Given Nigeria's economic status as the largest economy in Africa, I will argue that it meets certain basic criteria for a prospective BRI'N'CS membership. Although Nigeria's GDP shrank to $376 billion in 2017, from its peak of $569 billion in 2014 – and also dropped from being the 26th largest in the world in 2014 to the 31st position last year – the economy still remains the largest in Africa. The country is also the most populous black nation with a population of over 190 million people.

However, the country falls short on a number of other metrics. For instance, the 2016 Human Development Index (HDI) report ranks Nigeria in the 152nd position out of 188 countries. On this metric, the country was closely followed by Cameroon in the 153rd position and Zimbabwe in the 154th position.
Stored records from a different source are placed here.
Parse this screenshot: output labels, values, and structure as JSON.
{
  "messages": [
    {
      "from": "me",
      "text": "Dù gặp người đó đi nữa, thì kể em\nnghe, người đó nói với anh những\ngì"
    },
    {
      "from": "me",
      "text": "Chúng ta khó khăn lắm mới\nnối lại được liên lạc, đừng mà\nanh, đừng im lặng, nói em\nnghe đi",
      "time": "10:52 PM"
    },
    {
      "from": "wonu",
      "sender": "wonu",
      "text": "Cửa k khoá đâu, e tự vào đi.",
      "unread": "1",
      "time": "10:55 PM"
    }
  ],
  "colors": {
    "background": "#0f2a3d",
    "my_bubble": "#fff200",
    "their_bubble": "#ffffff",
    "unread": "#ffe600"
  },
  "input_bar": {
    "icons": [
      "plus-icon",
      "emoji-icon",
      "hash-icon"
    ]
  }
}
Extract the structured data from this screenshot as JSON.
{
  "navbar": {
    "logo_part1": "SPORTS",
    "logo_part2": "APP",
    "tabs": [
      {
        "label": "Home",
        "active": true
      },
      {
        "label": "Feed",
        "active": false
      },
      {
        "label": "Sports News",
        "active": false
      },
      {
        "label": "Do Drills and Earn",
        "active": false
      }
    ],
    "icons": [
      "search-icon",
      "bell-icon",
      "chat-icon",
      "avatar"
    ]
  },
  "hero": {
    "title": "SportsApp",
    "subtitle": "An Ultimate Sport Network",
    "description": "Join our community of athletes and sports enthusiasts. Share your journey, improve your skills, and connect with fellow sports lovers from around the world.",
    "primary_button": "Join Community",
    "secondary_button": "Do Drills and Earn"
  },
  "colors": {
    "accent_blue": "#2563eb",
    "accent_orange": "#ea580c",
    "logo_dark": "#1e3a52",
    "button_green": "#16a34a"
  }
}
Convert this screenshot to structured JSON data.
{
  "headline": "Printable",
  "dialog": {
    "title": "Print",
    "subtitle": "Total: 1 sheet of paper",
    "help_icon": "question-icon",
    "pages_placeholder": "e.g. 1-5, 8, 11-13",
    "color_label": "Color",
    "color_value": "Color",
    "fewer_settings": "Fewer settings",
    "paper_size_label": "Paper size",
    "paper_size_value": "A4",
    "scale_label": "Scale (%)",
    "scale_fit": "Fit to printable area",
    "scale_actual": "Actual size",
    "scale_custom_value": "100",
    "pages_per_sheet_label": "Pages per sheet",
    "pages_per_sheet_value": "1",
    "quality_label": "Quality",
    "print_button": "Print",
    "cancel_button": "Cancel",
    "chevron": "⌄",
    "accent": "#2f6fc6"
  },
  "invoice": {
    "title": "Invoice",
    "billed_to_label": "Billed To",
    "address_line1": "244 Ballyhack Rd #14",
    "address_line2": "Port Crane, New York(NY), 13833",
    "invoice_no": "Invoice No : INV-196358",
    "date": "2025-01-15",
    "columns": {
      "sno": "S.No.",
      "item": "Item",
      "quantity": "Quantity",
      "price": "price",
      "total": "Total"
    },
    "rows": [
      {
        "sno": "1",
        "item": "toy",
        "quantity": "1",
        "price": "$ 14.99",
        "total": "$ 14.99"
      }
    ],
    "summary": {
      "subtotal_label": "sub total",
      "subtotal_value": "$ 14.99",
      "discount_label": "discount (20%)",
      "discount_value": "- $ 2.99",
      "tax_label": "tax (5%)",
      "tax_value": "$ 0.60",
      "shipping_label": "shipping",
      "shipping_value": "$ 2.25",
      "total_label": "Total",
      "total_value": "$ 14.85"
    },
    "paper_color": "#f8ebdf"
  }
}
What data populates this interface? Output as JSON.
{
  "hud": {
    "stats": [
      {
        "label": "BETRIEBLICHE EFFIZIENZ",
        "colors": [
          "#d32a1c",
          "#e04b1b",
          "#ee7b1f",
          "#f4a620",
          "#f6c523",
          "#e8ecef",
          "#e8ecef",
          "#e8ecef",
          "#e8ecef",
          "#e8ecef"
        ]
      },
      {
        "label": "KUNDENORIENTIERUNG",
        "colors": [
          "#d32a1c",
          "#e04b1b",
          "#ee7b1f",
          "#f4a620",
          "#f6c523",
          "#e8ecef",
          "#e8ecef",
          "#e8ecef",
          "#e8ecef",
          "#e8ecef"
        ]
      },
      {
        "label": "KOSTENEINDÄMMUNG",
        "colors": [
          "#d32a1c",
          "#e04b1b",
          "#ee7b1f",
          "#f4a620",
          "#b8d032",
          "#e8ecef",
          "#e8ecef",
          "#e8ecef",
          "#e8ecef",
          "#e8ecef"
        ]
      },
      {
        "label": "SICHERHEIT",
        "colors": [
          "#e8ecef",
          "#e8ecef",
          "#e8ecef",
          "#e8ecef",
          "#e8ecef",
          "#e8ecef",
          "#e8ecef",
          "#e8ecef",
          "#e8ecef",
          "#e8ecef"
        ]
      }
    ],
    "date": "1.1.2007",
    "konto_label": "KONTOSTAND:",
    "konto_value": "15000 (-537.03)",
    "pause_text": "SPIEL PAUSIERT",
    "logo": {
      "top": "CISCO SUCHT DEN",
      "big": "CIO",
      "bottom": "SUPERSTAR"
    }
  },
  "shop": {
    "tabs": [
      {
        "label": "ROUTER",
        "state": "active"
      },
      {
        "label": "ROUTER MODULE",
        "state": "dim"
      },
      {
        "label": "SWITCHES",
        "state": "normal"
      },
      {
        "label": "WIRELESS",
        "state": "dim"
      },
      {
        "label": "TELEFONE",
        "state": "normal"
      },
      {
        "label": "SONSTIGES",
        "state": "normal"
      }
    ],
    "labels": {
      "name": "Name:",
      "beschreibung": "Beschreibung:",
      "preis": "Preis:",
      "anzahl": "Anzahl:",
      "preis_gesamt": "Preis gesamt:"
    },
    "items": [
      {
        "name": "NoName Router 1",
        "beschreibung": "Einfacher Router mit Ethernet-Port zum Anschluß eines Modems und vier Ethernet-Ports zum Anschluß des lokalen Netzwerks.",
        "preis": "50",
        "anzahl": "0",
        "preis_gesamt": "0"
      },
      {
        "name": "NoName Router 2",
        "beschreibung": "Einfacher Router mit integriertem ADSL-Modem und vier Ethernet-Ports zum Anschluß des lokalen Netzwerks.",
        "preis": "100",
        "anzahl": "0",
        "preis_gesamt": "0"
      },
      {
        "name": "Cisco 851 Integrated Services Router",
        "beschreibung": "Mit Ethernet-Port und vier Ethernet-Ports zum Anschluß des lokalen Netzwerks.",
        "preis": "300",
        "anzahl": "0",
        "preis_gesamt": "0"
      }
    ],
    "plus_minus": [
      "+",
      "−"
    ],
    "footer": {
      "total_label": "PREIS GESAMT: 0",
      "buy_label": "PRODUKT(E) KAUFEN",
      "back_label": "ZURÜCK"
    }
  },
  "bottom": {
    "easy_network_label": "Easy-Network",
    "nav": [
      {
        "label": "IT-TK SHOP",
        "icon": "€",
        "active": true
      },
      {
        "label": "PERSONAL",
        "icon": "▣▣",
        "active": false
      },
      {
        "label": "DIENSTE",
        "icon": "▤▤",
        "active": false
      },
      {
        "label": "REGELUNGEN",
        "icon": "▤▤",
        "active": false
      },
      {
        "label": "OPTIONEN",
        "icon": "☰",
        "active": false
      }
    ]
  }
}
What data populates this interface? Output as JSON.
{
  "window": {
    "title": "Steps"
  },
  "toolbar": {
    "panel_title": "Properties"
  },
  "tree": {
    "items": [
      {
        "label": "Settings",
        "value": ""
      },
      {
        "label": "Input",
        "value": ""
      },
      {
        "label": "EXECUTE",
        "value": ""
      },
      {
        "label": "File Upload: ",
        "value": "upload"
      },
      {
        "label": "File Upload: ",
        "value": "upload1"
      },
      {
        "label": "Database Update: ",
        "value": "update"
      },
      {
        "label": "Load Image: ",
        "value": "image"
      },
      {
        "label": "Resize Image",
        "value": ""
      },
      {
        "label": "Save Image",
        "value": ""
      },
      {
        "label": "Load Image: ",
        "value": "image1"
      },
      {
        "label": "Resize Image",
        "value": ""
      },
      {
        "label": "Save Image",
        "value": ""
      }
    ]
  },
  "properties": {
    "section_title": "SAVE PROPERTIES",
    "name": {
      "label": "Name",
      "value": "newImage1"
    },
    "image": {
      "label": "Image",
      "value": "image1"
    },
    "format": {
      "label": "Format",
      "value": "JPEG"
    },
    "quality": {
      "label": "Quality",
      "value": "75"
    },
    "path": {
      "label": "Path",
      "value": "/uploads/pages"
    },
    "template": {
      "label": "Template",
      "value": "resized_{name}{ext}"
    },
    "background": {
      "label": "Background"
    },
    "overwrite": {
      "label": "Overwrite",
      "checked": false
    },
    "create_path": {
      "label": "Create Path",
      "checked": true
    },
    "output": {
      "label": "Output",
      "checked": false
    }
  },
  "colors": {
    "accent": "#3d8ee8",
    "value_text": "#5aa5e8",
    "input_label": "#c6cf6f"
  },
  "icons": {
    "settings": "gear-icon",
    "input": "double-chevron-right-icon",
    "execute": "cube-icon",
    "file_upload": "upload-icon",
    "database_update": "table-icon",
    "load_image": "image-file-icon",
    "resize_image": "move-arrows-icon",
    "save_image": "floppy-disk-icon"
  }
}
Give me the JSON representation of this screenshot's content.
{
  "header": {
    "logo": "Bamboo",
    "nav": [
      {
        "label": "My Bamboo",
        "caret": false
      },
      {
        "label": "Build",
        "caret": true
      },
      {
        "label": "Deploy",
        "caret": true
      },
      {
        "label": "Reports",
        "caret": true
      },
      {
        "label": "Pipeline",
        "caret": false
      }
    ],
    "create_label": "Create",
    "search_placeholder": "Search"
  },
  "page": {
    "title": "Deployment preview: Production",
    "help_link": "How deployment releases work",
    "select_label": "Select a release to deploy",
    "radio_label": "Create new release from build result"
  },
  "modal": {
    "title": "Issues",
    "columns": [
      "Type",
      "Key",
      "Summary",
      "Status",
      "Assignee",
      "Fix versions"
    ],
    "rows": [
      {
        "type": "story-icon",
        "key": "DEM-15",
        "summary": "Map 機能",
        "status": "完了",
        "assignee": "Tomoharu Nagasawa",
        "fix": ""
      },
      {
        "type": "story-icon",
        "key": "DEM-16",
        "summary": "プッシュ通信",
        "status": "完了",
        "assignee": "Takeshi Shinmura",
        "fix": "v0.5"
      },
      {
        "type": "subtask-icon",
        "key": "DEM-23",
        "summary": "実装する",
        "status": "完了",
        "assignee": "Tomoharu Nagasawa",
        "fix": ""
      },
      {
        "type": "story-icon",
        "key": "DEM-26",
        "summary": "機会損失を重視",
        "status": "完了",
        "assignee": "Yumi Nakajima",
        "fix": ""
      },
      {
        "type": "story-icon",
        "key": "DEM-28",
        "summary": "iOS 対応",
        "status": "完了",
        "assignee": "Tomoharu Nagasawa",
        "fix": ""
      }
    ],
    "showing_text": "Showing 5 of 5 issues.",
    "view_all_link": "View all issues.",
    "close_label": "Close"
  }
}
Currently considered a frontier market, Nigeria is also yet to join the club of emerging markets. Moreover, Nigeria is also behind South Africa on the industrialised/semi-industrialised spectrum. The GDP per capita of the largest economy in Africa is a third of the second largest economy on the continent.

Jim O'Neill once opined on the prospect of Nigeria joining the BRICS club, stating that the country was far from becoming a member. The former Goldman Sachs executive said, “It is difficult for Nigeria to become as big as a BRIC, (at least in my lifetime) because it's kind of starting from a low base.”

Notwithstanding, O'Neill included Nigeria among the “N-11” or Next Eleven nations that will also emerge as economic powers, along with the BRICS. The Nigerian officialdom celebrated the inclusion of Nigeria among the N-11, which are Bangladesh, Egypt, Indonesia, Iran, Korea, Mexico, Nigeria, Pakistan, the Philippines, Turkey and Vietnam.

Nigeria and many of the economies in BRICS and N-11 had weathered the last Global Financial Crisis (GFC). However, with the rebalancing of the Chinese economy and the fall in commodity prices in recent years, the growth momentum previously seen in these economies has ceased for the time being.

Under the new normal of uncertainties in the global economy, Nigeria and other emerging and frontier markets need a structural transformation of their economies to achieve sustainable economic growth. Or as stated in the 10th BRICS Summit Johannesburg Declaration, there has to be a focus on development, inclusivity and mutual prosperity in the context of technology-driven industrialisation and growth.

In paragraph 60 of the BRICS Declaration, it says, “We are convinced that trade and technology are vital sources of inclusive growth, including through economic integration and consolidation of global value chains in sustainable and equitable ways. Technological progress will have wide ranging implications for production of goods and services as well as incomes of people.” The Nigerian government should take note.